“There are two basic motivating forces: fear and love. When we are afraid, we pull back from life. When we are in love, we open to all that life has to offer with passion, excitement, and acceptance.” ——John Lennon
I was a sophomore in high school on 9/11.
I didn’t have a camera that day but if I did I would have photographed the lines of cars flooding the gas stations on my way home from school. The next day I would have documented life in the classrooms as we all gathered around TV’s to watch the news. In the weeks following the attacks, there was a sense of community that I’d never experienced before.
We watched the replay of planes crashing and felt a sense of loss collectively. People put flags on their cars and in their front yards. They made signs showing support for emergency workers, police, fireman and soldiers. Nearly twenty years later, America is faced with another crisis. This time the feelings that I’m experiencing and the signs that are popping up are a little different.

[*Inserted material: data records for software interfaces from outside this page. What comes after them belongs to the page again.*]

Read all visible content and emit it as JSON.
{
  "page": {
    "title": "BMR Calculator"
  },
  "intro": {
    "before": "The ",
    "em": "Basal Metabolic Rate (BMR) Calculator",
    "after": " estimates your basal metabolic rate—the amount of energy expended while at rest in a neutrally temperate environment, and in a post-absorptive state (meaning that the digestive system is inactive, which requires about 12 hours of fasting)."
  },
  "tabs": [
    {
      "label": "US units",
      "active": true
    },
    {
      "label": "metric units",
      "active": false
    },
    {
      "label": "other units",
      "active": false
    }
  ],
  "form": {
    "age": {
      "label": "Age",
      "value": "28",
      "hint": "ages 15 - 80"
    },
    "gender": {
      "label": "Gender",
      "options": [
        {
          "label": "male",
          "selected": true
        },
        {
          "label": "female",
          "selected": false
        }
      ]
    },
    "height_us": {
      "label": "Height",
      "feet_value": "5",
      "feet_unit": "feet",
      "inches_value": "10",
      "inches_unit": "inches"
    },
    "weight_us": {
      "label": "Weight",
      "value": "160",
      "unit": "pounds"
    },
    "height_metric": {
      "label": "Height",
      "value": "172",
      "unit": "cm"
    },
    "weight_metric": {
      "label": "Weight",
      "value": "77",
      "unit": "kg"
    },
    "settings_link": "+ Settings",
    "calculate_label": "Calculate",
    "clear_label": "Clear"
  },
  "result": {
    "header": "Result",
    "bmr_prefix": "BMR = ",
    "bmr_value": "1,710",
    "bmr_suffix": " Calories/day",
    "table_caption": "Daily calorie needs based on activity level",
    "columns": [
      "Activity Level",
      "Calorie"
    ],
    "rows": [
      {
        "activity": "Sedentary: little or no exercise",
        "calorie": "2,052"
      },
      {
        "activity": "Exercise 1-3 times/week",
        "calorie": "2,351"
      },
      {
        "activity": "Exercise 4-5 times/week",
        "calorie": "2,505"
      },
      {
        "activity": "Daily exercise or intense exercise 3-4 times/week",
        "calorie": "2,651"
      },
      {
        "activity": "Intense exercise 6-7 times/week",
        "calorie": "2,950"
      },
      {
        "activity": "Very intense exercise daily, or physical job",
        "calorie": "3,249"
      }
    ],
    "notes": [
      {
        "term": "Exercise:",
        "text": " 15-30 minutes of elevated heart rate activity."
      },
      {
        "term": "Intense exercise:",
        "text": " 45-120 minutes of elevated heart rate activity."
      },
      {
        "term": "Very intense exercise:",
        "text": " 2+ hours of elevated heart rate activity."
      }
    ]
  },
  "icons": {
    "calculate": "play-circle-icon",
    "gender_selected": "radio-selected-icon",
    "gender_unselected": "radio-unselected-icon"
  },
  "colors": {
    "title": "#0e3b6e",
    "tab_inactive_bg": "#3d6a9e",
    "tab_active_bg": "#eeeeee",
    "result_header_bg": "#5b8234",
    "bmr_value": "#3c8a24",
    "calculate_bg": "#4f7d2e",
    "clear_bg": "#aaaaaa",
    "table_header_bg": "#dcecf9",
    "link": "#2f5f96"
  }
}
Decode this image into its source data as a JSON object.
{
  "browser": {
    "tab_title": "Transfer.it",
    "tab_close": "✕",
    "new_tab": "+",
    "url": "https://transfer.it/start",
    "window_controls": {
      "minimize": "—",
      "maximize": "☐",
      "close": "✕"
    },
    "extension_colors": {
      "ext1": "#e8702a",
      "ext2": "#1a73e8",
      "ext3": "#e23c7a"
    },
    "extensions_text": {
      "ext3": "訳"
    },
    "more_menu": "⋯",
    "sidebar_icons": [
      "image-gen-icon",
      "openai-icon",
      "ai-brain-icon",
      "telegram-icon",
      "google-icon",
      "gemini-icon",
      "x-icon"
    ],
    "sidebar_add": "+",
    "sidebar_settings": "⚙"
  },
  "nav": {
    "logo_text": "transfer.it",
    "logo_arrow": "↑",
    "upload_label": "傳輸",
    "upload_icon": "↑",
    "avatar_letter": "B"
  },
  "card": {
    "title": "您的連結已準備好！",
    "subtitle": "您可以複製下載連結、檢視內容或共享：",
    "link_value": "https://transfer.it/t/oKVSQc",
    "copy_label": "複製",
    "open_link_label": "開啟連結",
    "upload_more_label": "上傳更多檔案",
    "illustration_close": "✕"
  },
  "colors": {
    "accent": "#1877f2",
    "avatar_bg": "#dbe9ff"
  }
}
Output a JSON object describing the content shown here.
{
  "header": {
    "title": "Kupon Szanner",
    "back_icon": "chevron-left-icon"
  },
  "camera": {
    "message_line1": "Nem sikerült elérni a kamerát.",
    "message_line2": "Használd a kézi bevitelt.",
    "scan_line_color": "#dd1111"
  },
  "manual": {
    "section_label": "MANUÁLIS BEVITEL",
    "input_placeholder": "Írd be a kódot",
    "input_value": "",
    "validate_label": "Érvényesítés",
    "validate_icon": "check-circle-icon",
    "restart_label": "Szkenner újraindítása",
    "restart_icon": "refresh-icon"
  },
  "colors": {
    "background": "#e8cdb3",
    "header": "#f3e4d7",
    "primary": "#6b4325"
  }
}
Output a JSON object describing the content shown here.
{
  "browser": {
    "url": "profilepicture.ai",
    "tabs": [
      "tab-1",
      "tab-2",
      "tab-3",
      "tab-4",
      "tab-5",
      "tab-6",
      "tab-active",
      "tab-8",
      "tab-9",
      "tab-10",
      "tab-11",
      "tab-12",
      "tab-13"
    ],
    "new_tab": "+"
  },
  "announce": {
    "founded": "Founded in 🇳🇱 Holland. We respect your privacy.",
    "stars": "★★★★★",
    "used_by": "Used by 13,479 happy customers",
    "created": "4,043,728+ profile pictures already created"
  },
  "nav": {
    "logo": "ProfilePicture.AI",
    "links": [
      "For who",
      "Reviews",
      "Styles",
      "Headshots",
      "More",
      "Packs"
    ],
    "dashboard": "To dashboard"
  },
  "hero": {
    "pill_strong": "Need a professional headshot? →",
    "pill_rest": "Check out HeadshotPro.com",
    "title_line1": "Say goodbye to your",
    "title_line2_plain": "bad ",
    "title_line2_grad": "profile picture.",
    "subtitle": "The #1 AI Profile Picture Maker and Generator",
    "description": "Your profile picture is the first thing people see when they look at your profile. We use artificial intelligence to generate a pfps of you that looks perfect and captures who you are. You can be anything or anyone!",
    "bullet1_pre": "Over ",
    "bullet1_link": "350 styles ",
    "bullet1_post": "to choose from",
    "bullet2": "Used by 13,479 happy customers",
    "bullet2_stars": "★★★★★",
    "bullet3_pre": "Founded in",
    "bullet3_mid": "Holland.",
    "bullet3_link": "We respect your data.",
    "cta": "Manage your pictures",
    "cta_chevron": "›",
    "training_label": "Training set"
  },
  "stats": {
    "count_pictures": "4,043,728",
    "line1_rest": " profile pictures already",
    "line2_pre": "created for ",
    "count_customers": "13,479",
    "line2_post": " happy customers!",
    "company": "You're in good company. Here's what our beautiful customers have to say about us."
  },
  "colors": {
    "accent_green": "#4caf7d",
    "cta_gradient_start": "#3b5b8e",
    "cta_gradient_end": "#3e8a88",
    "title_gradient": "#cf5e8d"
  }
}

As the pandemic surges through our communities, we are again collectively faced with a sense of vulnerability and uncertainty about the future. Panic and hysteria spread like a virus—causing a run on grocery stores as shelves are emptied. I’ve heard stories of people driving from out of state just to buy toilet paper——not to hoard it—but because they simply need it. What we have to realize is that the supply chains are still running. There will be more of everything. When we let our fear take over and we buy up all of the essentials—we’re effectively taking from the people who actually need it.
When our fear causes us to hoard——we are taking from our neighbors, our coworkers, our families, and our friends.
The worst of us are tearing everything off the shelves just to turn around and sell it on eBay, Amazon, and Facebook Marketplace——profiting from fear.
Don’t be one of these people.
Choose compassion over greed.
Choose humility over insolence.
Choose rationality over blindfolded hysteria.
We will face whatever happens in the coming weeks together—self-quarantined or not. Let’s stop thinking about ourselves and start putting other people first. Call your parents, your grandparents, your friends.
Make sure they are taken care of——make them a priority.
“Everything will be okay in the end. If it’s not okay, it’s not the end.” ——John Lennon
One of the most important lessons I’ve learned from this past week is that there are absolutely no guarantees in life. Governments fail, leadership fails, grocery stores fail, apps fail——societies fail. We can’t predict what is going to happen. But what we can do is choose to be a force for good—rather than a source of fear.